**What to do:** Pull every line containing the word "number" out of the material below.

**Data for processing:**
* * *
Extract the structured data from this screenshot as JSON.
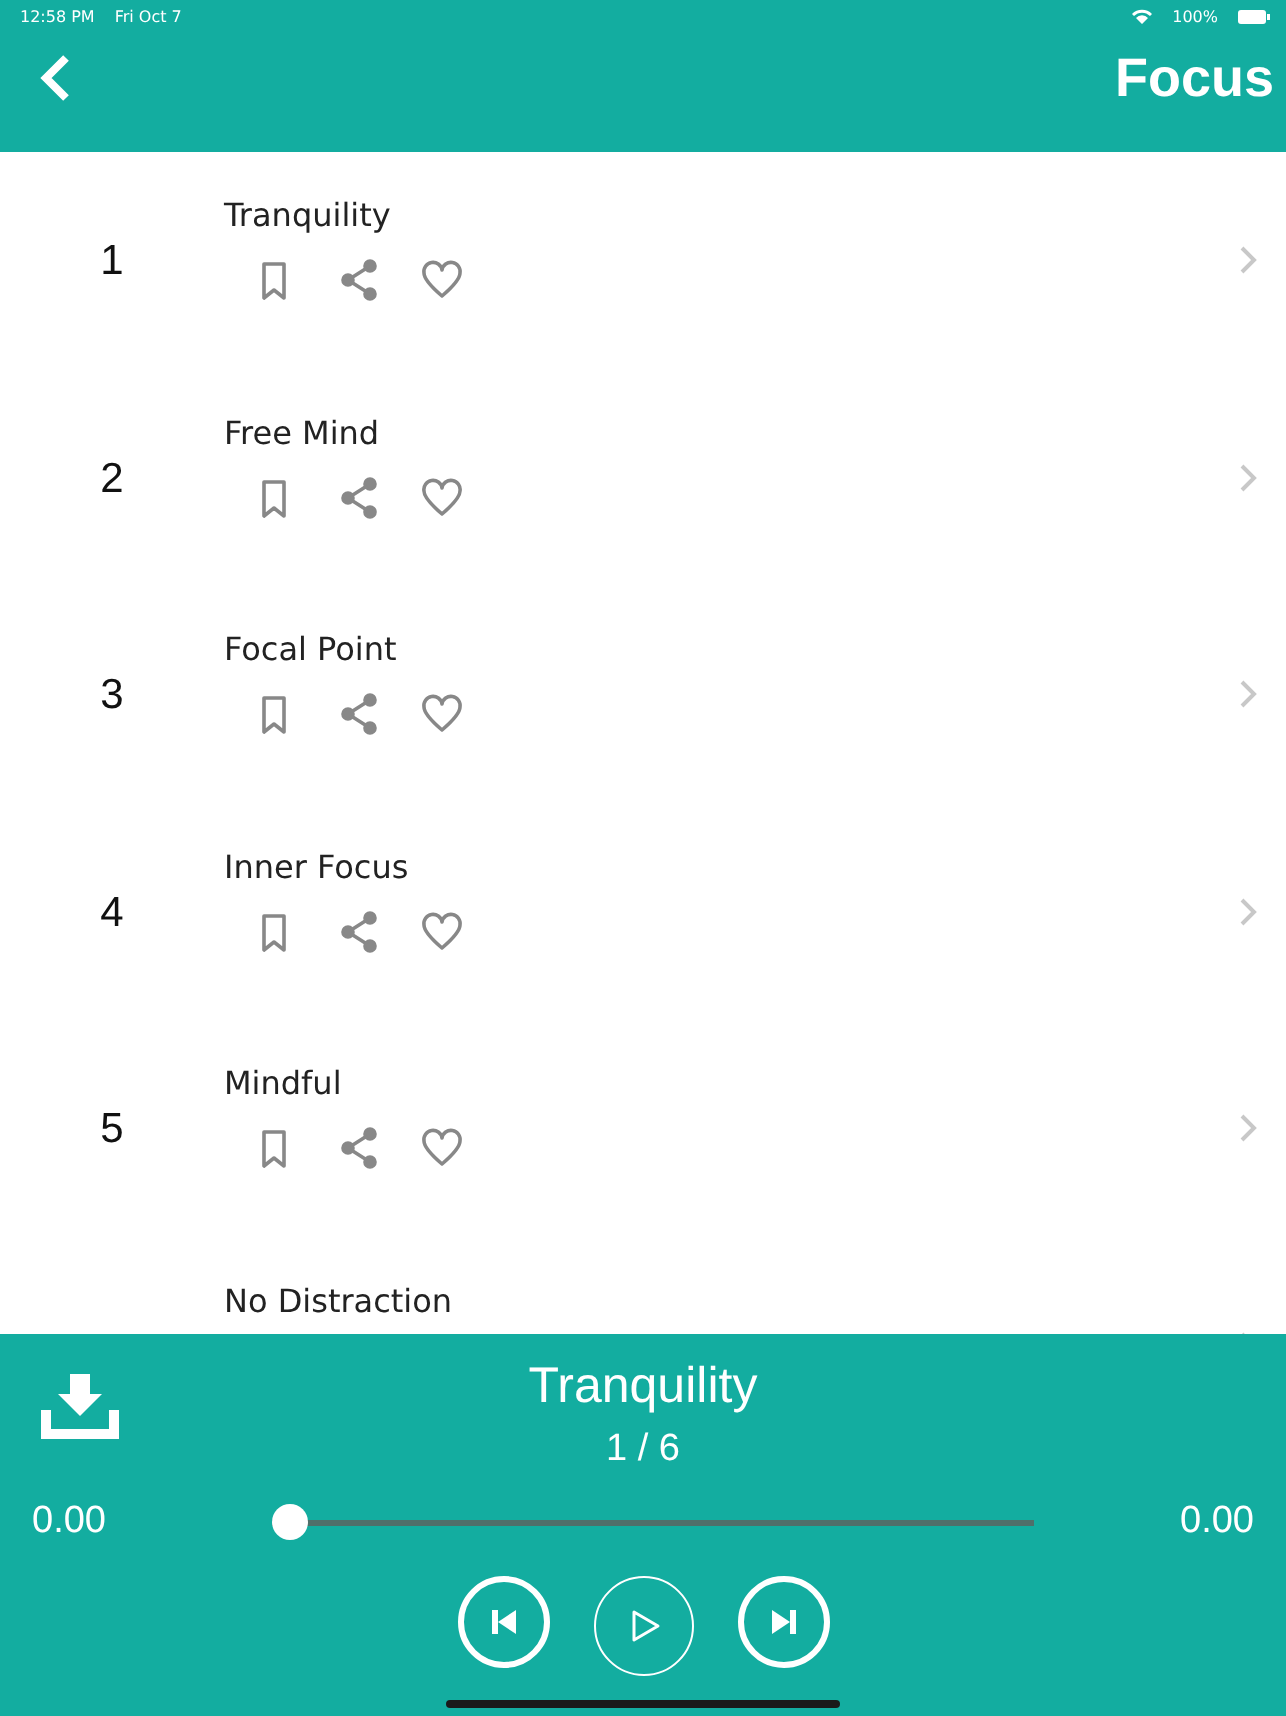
{
  "status_bar": {
    "time": "12:58 PM",
    "date": "Fri Oct 7",
    "battery": "100%"
  },
  "header": {
    "title": "Focus"
  },
  "tracks": [
    {
      "number": "1",
      "title": "Tranquility"
    },
    {
      "number": "2",
      "title": "Free Mind"
    },
    {
      "number": "3",
      "title": "Focal Point"
    },
    {
      "number": "4",
      "title": "Inner Focus"
    },
    {
      "number": "5",
      "title": "Mindful"
    },
    {
      "title": "No Distraction"
    }
  ],
  "player": {
    "title": "Tranquility",
    "position": "1 / 6",
    "elapsed": "0.00",
    "duration": "0.00",
    "level": 0
  }
}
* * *
**Output of the task:**
      "number": "1",
      "number": "2",
      "number": "3",
      "number": "4",
      "number": "5",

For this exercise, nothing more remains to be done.